But there is a simple fact here: you are plenty smart, and plenty capable of taking unfamiliar information, assimilating it, and working with it. Your everyday learning life says that very clearly, and it works great for most things, especially if they are low risk, meaning they don’t threaten life and limb. Small errors can be corrected, methods and skills can be practiced without terrible consequence. But what do you do when things get really complicated?
The global pandemic caused by the coronavirus outbreak has flooded all of our lives with new information. Daily infusions of numerical data, graphs, predictions, extrapolations, models, parameters, error bars, data quality factors, trendlines. If you don’t think about data and numbers and scientific implications every day, it’s all a bit overwhelming and has a tendency to exacerbate uncertainty that abounds with a crisis that is fast moving and constantly shifting as dew data and findings come to light.
My fellow scientists and I encounter this kind of data, and in particular this kind of data onslaught, every single day. We’ve spent our entire careers reading graphs, looking at numerical data, building predictions from that data, and assessing implications and possibilities.
But if you aren’t a scientist, how do you dip your hand into the COVID-19 firehose and gather enough information to help you feel informed, enough information to perhaps quell some of the anxiety you may feel, and most importantly make an assessment of risk to help yourself plan accordingly?

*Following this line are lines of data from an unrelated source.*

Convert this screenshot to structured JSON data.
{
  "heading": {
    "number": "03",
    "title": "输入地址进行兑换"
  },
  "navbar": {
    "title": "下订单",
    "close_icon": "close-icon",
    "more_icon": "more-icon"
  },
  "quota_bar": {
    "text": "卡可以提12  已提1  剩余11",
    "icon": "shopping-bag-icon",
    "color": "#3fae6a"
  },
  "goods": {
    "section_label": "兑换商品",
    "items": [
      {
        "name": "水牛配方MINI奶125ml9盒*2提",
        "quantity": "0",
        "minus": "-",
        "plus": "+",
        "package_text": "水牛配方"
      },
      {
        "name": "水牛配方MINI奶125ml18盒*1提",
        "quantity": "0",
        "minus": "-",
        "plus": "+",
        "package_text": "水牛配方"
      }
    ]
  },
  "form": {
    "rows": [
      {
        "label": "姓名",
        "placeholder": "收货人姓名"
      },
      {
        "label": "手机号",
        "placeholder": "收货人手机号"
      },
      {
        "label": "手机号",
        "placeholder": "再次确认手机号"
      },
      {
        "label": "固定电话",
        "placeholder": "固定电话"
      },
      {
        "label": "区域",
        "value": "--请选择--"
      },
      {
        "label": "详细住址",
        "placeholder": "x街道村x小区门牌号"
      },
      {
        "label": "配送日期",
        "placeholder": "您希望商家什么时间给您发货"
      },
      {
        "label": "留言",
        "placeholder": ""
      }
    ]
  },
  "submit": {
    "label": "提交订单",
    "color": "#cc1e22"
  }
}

Some of you are lucky enough to know a scientist or medical professional, and you may have reached out to them to ask a question or two, dipping your toe back into that learning environment you left behind in classrooms long ago. For those who know me and have had the courage to ask, I have fielded many such inquiries, answering questions about how to understand data and the implications of data and predictions to the best of my ability.
The answers to those questions aren’t always clear, because for many aspects of this crisis we are simply still ignorant. For many other aspects of this crisis, we understand in crystal clear terms what is going on, but uncertainty hinges on the fact that what is to come is largely dependent on what we do now. Understanding that our knowledge about COVID-19 and the coronavirus is evolving is just as important a lesson as being able to read a graph or understand a trendline. Understanding there are incontrovertible uncertainties, and what it means for personal risk, is essential. Understanding that there are actionable things we can do to minimize risk is absolutely critical. All of these lessons are there, in the firehose of data.
So for the next few posts, I’m going to spend some time doing what I do — trying not just to answer some of the questions I’ve been asked, but also trying to remind you of the skills someone once taught you long ago in a science class. Back then, you might have asked why you need to know all this science stuff. THIS. This is why. Because sometimes life in the modern world requires you to think a bit like I think and look at graphs and data.
These posts will feel a bit like your old science class did, and some of you remember that you didn’t enjoy that class. I get that. But at this stage in my career, I have taught introductory science to thousands of students, and I’ve talked to thousands of you on the public talk circuit. In all of those experiences, I have discovered a secret:
You can understand this, better than that little voice in the back of your head gives you credit for when it says “I hated science!”
I know, because I’ve talked to you. So let’s talk about the Global Pandemic, and the COVID-19 crisis for a few posts. Your life, and the life of your friends and family depends on it.
— — — — — — — — — — — — — — — —
This is the first in a series of posts about scientific reasoning, instigated by the Global Pandemic of 2020. The links to the rest of the posts in this series are: